Enterprise Integration Zone is brought to you in partnership with:

Independent IT Consultant and Apache Camel Committer with a background in open source Java architecture, design and development. Currently helping companies utilize Apache ActiveMQ, Camel & Servicemix technologies. Ben is a DZone MVB and is not an employee of DZone and has posted 11 posts at DZone. You can read more from them at their website. View Full User Profile

Managing ActiveMQ with JMX APIs

06.21.2012
| 8458 views |
  • submit to reddit
Here is a quick example of how to programmatically access ActiveMQ MBeans to monitor and manipulate message queues...

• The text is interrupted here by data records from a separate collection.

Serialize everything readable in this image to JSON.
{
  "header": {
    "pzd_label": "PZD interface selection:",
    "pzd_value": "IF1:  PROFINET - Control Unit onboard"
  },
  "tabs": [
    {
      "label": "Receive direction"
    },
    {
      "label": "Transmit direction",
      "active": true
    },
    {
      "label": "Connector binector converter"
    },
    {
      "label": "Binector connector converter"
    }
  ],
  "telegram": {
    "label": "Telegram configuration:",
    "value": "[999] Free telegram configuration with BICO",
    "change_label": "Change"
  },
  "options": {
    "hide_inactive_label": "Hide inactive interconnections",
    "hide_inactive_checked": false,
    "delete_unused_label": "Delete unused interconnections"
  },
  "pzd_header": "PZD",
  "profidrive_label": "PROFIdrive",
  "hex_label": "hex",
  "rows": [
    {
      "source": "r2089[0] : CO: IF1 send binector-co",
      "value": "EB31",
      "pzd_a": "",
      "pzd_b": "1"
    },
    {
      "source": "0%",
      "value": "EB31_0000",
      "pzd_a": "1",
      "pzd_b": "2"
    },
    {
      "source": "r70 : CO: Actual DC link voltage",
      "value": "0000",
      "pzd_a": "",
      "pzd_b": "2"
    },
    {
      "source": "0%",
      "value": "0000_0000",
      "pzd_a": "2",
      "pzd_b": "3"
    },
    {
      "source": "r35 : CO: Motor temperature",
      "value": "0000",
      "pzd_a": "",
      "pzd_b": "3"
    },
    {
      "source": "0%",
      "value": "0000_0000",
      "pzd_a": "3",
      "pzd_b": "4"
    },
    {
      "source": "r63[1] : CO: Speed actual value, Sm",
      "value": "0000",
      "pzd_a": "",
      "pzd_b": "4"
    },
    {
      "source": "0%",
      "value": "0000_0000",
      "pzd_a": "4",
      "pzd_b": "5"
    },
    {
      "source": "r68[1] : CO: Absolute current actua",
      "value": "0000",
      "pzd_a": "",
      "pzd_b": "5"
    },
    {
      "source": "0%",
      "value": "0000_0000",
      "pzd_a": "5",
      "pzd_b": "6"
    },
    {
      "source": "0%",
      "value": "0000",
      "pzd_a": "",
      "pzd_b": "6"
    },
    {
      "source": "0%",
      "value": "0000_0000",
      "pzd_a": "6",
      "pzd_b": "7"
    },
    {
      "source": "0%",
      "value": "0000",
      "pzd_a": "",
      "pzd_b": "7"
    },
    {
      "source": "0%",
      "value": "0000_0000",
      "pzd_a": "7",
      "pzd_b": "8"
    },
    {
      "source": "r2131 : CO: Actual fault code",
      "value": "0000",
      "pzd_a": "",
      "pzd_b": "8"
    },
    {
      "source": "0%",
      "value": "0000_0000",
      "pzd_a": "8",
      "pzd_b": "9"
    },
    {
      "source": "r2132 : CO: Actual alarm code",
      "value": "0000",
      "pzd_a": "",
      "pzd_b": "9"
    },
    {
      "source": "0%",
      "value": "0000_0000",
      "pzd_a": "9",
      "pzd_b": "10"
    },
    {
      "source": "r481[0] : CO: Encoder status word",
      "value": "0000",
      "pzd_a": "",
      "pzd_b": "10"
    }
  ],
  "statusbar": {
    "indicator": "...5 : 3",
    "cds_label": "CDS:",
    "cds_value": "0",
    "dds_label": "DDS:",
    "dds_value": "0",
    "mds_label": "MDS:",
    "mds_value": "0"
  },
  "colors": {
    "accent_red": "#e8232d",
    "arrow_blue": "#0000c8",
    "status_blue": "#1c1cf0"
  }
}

First, get a connection to a JMX server (assumes localhost, port 1099, no auth)
Note, always cache the connection for subsequent requests (can cause memory utilization issues otherwise)

JMXServiceURL url = new JMXServiceURL("service:jmx:rmi:///jndi/rmi://localhost:1099/jmxrmi");
JMXConnector jmxc = JMXConnectorFactory.connect(url);
MBeanServerConnection conn = jmxc.getMBeanServerConnection();


Then, you can execute various operations such as addQueue, removeQueue, etc...

String operationName="addQueue";
String parameter="MyNewQueue";
ObjectName activeMQ = new ObjectName("org.apache.activemq:BrokerName=localhost,Type=Broker");
if(parameter != null) {
    Object[] params = {parameter};
    String[] sig = {"java.lang.String"};
    conn.invoke(activeMQ, operationName, params, sig);
} else {
    conn.invoke(activeMQ, operationName,null,null);
} 


Also, you can get an ActiveMQ QueueViewMBean instance for a specified queue name...

ObjectName activeMQ = new ObjectName("org.apache.activemq:BrokerName=localhost,Type=Broker");
BrokerViewMBean mbean = (BrokerViewMBean) MBeanServerInvocationHandler.newProxyInstance(conn, activeMQ,BrokerViewMBean.class, true);

for (ObjectName name : mbean.getQueues()) {
    QueueViewMBean queueMbean = (QueueViewMBean)
           MBeanServerInvocationHandler.newProxyInstance(mbsc, name, QueueViewMBean.class, true);

    if (queueMbean.getName().equals(queueName)) {
        queueViewBeanCache.put(cacheKey, queueMbean);
        return queueMbean;
    }
} 


Then, execute one of several APIs against the QueueViewMBean instance...

Queue monitoring - getEnqueueCount(), getDequeueCount(), getConsumerCount(), etc...

Queue manipulation - purge(), getMessage(String messageId), removeMessage(String messageId), moveMessageTo(String messageId, String destinationName), copyMessageTo(String messageId, String destinationName), etc...

Summary
The APIs can easily be used to build a web or command line based tool to support remote ActiveMQ management features. That being said, all of these features are available via the JMX console itself and ActiveMQ does provide a web console to support some management/monitoring tasks.

See these pages for more information...

http://activemq.apache.org/jmx-support.html
http://activemq.apache.org/web-console.html
Published at DZone with permission of Ben O' Day, author and DZone MVB. (source)

(Note: Opinions expressed in this article and its replies are the opinions of their respective authors and not those of DZone, Inc.)

Comments

Stanislav Tyurikov replied on Fri, 2012/06/22 - 9:02am

Great post! You can also use JMX API to manage other frameworks, for example Apache Karaf, Apache Camel, Apache CXF, etc.

Comment viewing options

Select your preferred way to display the comments and click "Save settings" to activate your changes.